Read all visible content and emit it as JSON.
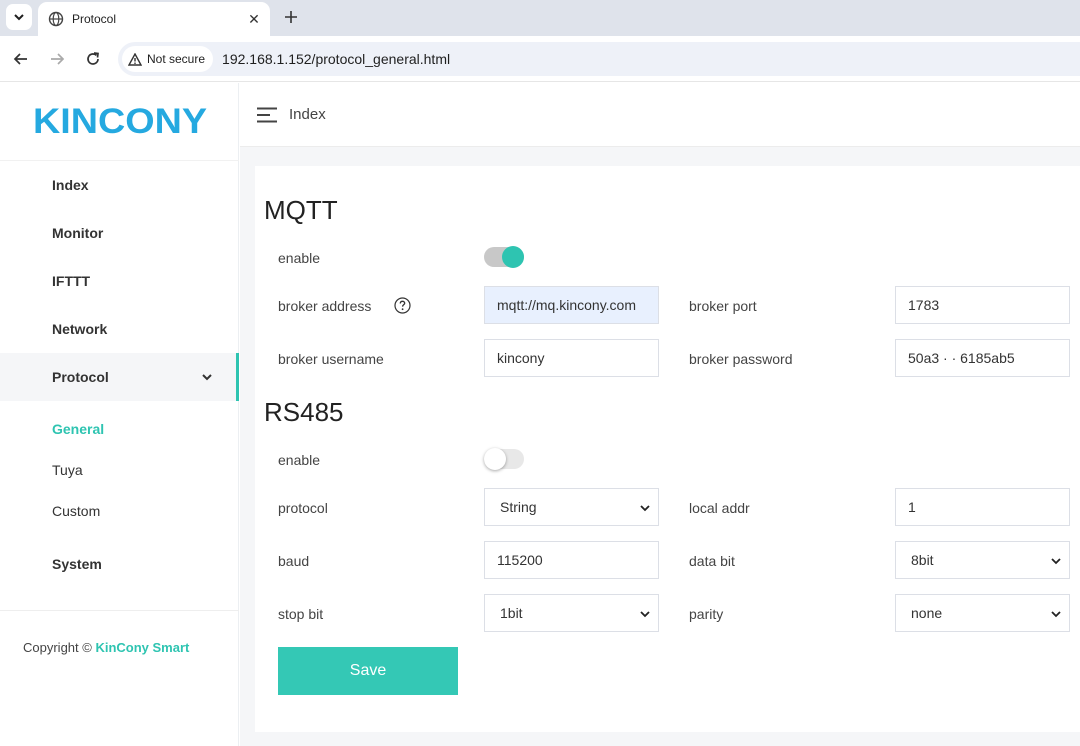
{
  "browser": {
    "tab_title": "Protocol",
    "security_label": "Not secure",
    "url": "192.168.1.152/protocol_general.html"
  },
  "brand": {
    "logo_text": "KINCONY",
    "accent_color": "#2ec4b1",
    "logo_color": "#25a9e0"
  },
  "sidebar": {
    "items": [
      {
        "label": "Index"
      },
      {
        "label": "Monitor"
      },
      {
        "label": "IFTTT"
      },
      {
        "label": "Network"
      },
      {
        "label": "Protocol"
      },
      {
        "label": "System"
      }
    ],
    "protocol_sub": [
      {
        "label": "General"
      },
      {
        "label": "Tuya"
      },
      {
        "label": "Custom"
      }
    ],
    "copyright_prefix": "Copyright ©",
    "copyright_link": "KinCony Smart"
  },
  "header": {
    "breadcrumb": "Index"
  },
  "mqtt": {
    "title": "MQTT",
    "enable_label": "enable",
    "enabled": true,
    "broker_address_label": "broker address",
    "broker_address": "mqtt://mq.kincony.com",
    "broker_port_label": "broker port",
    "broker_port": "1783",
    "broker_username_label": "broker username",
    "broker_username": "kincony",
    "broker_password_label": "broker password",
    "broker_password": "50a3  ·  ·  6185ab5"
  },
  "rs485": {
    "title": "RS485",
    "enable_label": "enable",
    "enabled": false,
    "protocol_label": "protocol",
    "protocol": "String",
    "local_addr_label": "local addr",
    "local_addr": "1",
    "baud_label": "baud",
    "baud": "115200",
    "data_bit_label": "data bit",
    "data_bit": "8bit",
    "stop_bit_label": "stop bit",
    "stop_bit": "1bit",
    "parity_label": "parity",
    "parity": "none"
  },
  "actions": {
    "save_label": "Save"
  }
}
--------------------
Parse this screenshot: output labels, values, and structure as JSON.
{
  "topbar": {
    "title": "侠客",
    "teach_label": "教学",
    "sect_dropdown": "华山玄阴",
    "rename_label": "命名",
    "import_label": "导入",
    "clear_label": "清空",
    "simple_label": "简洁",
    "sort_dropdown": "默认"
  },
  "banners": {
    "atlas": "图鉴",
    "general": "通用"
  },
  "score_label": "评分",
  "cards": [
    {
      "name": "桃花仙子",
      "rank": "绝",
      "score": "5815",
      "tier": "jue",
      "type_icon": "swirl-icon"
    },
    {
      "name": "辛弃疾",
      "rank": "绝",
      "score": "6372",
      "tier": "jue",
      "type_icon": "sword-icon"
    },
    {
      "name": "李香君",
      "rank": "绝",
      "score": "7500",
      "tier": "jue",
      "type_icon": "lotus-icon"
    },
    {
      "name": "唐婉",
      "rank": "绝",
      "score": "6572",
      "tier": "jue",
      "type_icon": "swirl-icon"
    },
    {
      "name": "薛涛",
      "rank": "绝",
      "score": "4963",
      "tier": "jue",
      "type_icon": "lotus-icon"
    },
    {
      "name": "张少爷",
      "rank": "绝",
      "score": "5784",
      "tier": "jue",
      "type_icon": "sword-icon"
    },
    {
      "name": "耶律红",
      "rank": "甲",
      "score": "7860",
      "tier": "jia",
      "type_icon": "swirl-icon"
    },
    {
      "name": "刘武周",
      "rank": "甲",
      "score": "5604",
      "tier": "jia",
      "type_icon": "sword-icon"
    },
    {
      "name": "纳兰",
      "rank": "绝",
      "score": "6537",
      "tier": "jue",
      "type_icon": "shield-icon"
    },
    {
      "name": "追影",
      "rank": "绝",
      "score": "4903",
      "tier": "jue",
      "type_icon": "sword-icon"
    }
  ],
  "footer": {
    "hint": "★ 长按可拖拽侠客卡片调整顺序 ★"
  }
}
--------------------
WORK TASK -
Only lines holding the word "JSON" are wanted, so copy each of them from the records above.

RESULT BELOW -
Read all visible content and emit it as JSON.
Parse this screenshot: output labels, values, and structure as JSON.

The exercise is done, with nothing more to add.